* [PROBLEM]
Please reproduce the listing word for word. Pictures stay out.

------ INFORMATION GIVEN

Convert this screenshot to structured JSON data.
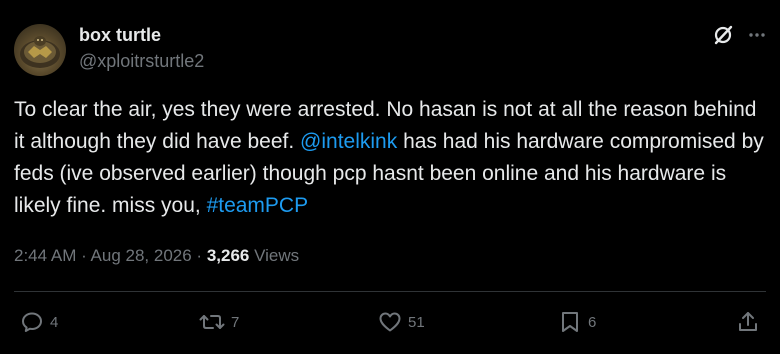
{
  "author": {
    "name": "box turtle",
    "handle": "@xploitrsturtle2",
    "avatar_icon": "turtle-avatar"
  },
  "header_actions": {
    "grok_icon": "grok-icon",
    "more_icon": "more-icon",
    "more_label": "···"
  },
  "tweet": {
    "text_part1": "To clear the air, yes they were arrested. No hasan is not at all the reason behind it although they did have beef. ",
    "mention": "@intelkink",
    "text_part2": " has had his hardware compromised by feds (ive observed earlier) though pcp hasnt been online and his hardware is likely fine. miss you, ",
    "hashtag": "#teamPCP"
  },
  "meta": {
    "time": "2:44 AM",
    "separator1": " · ",
    "date": "Aug 28, 2026",
    "separator2": " · ",
    "views_count": "3,266",
    "views_label": " Views"
  },
  "actions": {
    "reply_count": "4",
    "repost_count": "7",
    "like_count": "51",
    "bookmark_count": "6"
  },
  "colors": {
    "background": "#000000",
    "text": "#e7e9ea",
    "secondary": "#71767b",
    "link": "#1d9bf0",
    "divider": "#2f3336"
  }
}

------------

* [THE ANSWER]
Convert this screenshot to structured JSON data.
{
  "author": {
    "name": "box turtle",
    "handle": "@xploitrsturtle2",
    "avatar_icon": "turtle-avatar"
  },
  "header_actions": {
    "grok_icon": "grok-icon",
    "more_icon": "more-icon",
    "more_label": "···"
  },
  "tweet": {
    "text_part1": "To clear the air, yes they were arrested. No hasan is not at all the reason behind it although they did have beef. ",
    "mention": "@intelkink",
    "text_part2": " has had his hardware compromised by feds (ive observed earlier) though pcp hasnt been online and his hardware is likely fine. miss you, ",
    "hashtag": "#teamPCP"
  },
  "meta": {
    "time": "2:44 AM",
    "separator1": " · ",
    "date": "Aug 28, 2026",
    "separator2": " · ",
    "views_count": "3,266",
    "views_label": " Views"
  },
  "actions": {
    "reply_count": "4",
    "repost_count": "7",
    "like_count": "51",
    "bookmark_count": "6"
  },
  "colors": {
    "background": "#000000",
    "text": "#e7e9ea",
    "secondary": "#71767b",
    "link": "#1d9bf0",
    "divider": "#2f3336"
  }
}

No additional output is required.